Kilauea, and its neighbor, Mauna Loa, are shield volcanoes. Shield volcanoes are low, shallow-sloped volcanoes, and typically experience frequent small-scale lava flows instead of catastrophic explosions. The frequent lava flows in different locations means that much of the island of Hawaii has been covered by lava at one time or another; it’s a patchwork of lava fields of varying ages.
Writing in PNAS, geneticist Hampton Carson and colleagues describe how a species avoids extinction when its habitat is periodically obliterated. For example, Drosophila silvester is a fruit fly endemic to Hawaii, which is associated with a variety of plants that are also endemic to the island. When the lava flows, the flies and associated plants are completely wiped out. But they can quickly recolonize a new flow from a neighboring area that has not been recently covered in lava. So even if the flies are eradicated from every single place where lava flows, they can always move back in somewhere else. Such a network of safe refuges interspersed with danger zones is called a metapopulation. In a properly functioning metapopulation, extinction is very difficult. However, since sometimes genes are lost when particular populations are lost, the constant destruction and replenishment of a species may help lead to its evolution.
The new lava flows are defined by primary succession, the development and change in ecosystems following a disturbance, such as being buried in lava. Think of a vacant lot: within weeks there are weeds, the lot will be mostly covered with vegetation within a year. Trees will grow if allowed. On the lava, isolated plants take roots within years, but according to biologist Gregory Aplet et. al in Journal of Vegetation Science, over the long term the type and location of the lava determines what type of habitat will develop. Low altitude flows in the wetter parts of the island will eventually have the highest diversity and biomass (total mass of living matter in an area). ‘A‘ā lava, the sharp, chunky kind of lava, was best for plant growth in wet areas compared to the smoother, ropy pahoehoe lava. Wet side ‘a‘ā flows were also highly resistant to invasive species. As the lava flow ages, more and more species settle; the oldest flows had the highest diversity and biomass compared to younger flows.

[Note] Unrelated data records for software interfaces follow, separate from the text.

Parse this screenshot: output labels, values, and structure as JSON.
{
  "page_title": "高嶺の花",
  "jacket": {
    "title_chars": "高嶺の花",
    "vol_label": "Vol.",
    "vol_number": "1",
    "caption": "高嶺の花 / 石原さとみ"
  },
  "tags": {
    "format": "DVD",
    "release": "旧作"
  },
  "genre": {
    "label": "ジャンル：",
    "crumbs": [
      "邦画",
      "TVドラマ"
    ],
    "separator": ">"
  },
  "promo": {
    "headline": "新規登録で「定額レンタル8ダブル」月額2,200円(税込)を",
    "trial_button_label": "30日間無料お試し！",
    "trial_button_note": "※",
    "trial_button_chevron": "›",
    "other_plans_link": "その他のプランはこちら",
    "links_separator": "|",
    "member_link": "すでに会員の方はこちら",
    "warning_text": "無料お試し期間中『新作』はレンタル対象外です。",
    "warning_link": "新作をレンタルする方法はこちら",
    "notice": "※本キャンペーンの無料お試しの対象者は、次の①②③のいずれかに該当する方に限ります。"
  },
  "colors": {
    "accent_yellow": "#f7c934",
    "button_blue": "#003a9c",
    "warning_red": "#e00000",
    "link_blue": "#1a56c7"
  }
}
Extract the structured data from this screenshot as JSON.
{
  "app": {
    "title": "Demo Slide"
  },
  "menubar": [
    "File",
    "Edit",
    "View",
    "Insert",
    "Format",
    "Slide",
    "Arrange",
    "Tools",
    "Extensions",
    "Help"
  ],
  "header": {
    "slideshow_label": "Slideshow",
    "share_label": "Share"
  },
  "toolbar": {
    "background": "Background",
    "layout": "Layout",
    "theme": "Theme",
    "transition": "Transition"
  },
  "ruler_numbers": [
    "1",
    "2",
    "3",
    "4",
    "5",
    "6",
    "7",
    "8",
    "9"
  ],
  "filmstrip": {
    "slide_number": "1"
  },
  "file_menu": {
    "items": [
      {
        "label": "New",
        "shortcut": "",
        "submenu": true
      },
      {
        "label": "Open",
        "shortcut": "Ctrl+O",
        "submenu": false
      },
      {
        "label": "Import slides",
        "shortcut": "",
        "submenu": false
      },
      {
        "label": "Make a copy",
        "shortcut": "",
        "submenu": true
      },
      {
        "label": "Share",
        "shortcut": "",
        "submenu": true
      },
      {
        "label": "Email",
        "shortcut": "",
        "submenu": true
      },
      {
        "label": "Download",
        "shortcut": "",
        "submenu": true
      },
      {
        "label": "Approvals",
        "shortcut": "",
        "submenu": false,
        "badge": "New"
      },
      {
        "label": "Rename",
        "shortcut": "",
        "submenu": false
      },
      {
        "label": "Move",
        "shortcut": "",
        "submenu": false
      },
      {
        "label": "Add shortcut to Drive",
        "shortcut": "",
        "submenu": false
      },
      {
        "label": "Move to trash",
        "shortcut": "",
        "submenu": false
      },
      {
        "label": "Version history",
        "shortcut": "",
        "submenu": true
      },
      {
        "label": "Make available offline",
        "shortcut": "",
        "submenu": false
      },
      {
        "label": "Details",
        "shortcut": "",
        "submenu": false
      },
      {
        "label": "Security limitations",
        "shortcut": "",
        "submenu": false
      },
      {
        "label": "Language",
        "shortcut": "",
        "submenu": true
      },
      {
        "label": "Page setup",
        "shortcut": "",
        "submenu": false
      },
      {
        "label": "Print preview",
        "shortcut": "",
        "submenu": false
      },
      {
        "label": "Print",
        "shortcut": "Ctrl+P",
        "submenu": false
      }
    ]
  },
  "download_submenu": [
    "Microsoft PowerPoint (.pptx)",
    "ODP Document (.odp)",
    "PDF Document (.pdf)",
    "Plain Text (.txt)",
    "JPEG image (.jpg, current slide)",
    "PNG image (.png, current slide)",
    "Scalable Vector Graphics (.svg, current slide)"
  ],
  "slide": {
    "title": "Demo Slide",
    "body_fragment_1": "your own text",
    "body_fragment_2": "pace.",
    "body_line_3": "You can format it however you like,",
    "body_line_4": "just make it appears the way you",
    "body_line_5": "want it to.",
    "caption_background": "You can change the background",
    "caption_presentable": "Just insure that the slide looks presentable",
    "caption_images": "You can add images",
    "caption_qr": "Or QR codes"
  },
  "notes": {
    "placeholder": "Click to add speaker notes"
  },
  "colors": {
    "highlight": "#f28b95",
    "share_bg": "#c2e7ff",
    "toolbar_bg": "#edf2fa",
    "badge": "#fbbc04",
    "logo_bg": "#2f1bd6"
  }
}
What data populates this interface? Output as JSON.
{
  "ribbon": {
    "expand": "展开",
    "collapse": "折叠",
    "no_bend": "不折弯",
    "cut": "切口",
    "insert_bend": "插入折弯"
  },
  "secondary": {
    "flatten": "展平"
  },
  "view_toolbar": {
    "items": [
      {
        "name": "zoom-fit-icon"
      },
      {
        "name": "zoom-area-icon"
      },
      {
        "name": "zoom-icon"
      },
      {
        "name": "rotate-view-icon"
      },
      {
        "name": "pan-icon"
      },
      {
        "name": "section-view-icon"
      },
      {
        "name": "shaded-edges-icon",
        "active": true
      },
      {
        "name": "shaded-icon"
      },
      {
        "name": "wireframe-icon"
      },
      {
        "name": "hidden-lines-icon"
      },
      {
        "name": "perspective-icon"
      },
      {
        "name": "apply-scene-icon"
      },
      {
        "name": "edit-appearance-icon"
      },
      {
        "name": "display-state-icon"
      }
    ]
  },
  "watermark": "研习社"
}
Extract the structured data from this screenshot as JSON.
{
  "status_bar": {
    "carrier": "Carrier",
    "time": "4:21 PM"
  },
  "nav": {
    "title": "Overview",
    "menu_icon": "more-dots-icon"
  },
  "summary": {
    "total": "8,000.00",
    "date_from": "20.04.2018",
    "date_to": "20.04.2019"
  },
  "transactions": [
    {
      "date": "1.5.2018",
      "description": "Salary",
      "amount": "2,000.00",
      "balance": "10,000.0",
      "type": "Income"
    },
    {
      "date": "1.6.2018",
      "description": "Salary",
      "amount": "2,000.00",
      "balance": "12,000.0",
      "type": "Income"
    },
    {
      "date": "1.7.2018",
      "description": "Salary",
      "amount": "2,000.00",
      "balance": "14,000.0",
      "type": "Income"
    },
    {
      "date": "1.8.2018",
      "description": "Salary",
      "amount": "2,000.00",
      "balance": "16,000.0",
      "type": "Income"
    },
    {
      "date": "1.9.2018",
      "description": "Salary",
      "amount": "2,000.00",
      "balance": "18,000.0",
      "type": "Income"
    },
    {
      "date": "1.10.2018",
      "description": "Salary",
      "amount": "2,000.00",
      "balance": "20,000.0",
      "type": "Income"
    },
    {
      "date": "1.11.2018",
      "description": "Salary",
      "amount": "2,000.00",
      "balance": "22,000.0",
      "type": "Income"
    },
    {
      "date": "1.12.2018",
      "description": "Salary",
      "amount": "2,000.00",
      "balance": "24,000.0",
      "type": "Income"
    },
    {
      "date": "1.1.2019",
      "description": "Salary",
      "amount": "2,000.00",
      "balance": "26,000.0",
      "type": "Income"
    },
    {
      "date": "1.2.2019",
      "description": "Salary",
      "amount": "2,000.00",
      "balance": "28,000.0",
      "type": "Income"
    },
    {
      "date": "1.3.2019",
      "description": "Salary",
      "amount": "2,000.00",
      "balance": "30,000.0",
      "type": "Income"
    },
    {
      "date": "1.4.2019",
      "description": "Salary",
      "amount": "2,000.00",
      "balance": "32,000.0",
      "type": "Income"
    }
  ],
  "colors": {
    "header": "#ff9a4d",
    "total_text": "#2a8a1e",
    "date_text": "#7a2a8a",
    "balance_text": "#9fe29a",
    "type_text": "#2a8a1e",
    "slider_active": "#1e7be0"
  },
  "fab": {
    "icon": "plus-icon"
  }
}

The current flow is ‘a’a lava at low altitude in a wet area, so eventually it will host a robust vegetation assemblage. So while it may take time, the ecosystem of Hawaii constantly shifts along with the island’s geology.